Seven lessons to take into 2016
I had a good year in 2015.
By Victor Harding
Not only did I close some good deals but I learned a few things. Here are some of my take-aways from last year.
1. I often get asked, what is happening with multiples? Where are they at today? My answer is always the same. Multiples will vary with many factors: the size of the account base, the average rate on the accounts, the attrition rate, whether the accounts are contracted and several other variables. But multiples will also vary a lot according to how many bidders there are and who is bidding on an account base.
2. Two key metrics to look at on all account bases are attrition and RMR creation multiple. Both of these metrics should be better on smaller companies than larger companies.
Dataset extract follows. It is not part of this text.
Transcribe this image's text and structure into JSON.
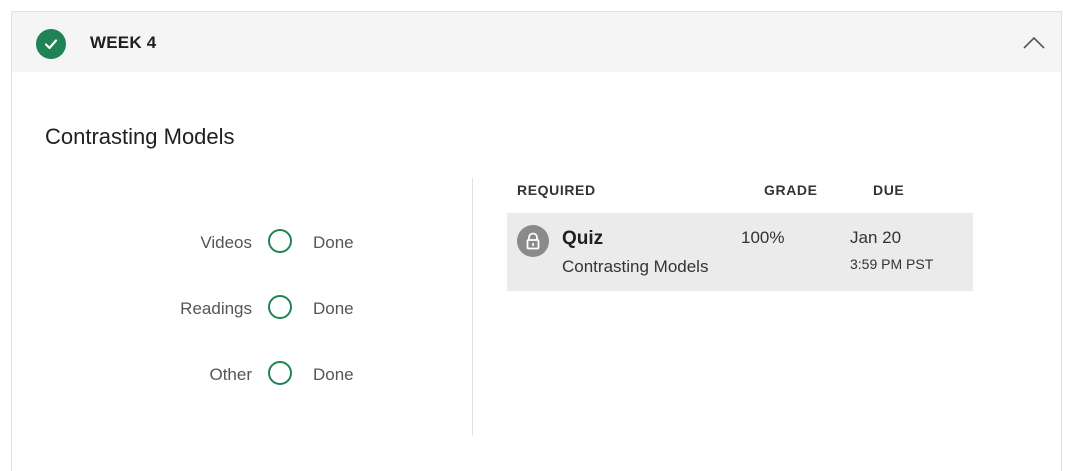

Gross and net attrition on smaller companies should be about nine per cent and six per cent, and on larger companies 12 per cent and nine per cent. Gross attrition is RMR lost in a year as a percentage of average RMR during the year, but is different from net attrition which takes into consideration rate increases on existing accounts and resigns or moves. Regarding the Cost to Create (CTC) small companies should have a 20X RMR or under CTC while larger companies, which may rely on dealer programs and acquisitions, will have a CTC closer to 30X RMR. The cost to create new accounts/RMR today is going up due to cell back up and interactive services.
3. Most small companies that I look at selling today make good money on their monitored account operation but the installation and service side do not make money, particularly when the owner’s time/salary is costed into this section of the business. This fact is what makes it difficult for owners to get value for the installation and service side of their business when it comes time to sell.
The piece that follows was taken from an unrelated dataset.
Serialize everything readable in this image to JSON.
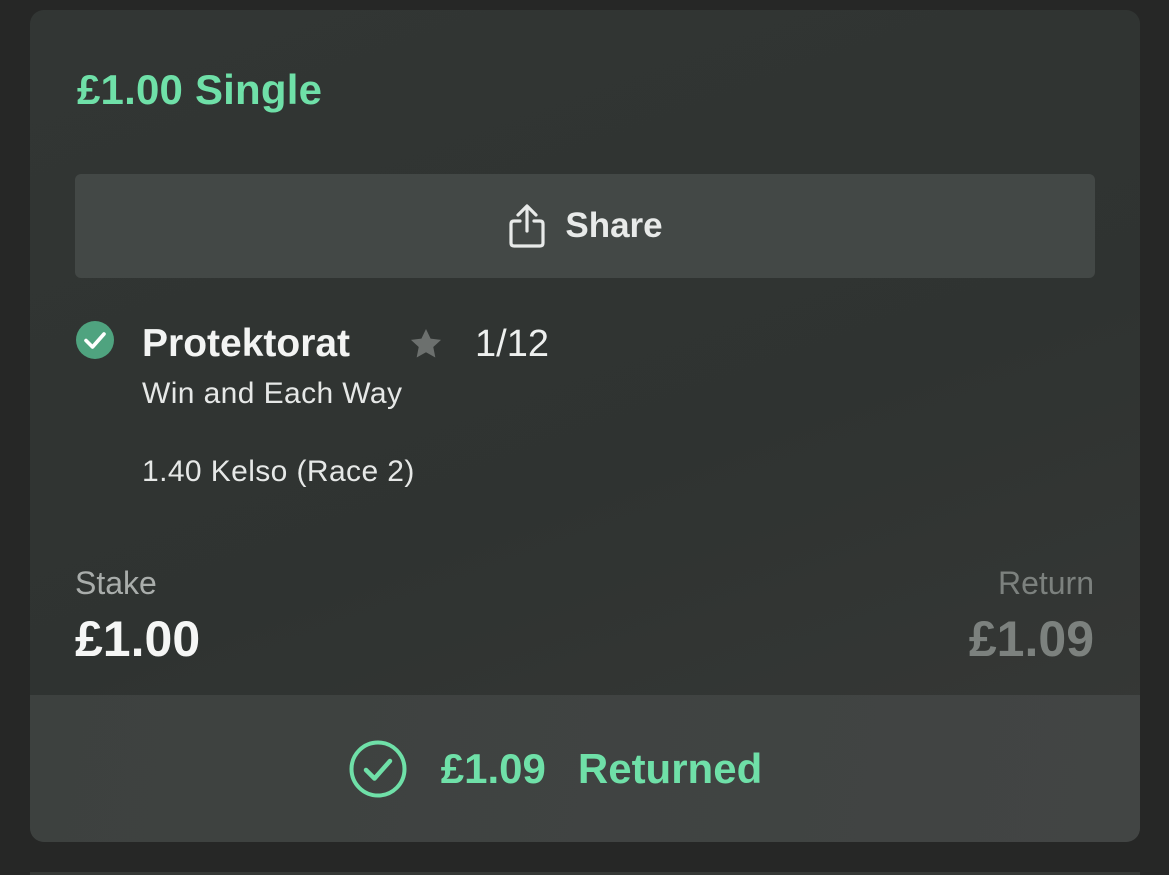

4. Why do so many national players/dealers/private equity players want to buy monitoring accounts? What is the attraction? The answer is threefold:
• The average attrition rate on monitoring RMR (i.e. eight per cent) is less than the attrition rate on almost all other recurring services — cable, home phone, wireless.
• The penetration rate for security systems is only still at about 20 per cent of the total market.
• The margin on monitoring for larger companies comes in at about 70 per cent.
5. Today’s buyers of larger blocks of accounts tend to look at the concept of Steady State Operating Cash Flow (SSOCF) to determine what they are going to pay for a block of accounts rather than just a multiple of RMR. RMR multiples can vary too much and don’t tell the whole story. Steady State Operating Cash Flow takes into consideration the cost to replace attrition in the account base. A typical multiple of SSOCF might be something like 8-10X.
6. The monthly or annual costs attached to cell back up or interactive suppliers are increasing the cost to create a new account significantly and are becoming one of the biggest costs that an alarm dealer has to deal with. More and more monitored accounts have one or the other of these two services attached to them. Not only should alarm dealers make themselves very familiar with both services and offer them both but it pays to manage the costs and increased revenue attached to each carefully.
7. DIY is coming on strong and may well be here to stay. I am defining DIY here as any situation where the customer buys and installs the security equipment themselves but then hooks up the system to professional monitoring. All security dealers should be prepared to offer DIY services because it looks like it is here to stay and growing. Most of the larger players in the U.S. have set up a DIY process in their business.
I hope you will keep all these points in mind in 2016.
Victor Harding is the principal of Harding Security Services (www.hardingsecurity.ca).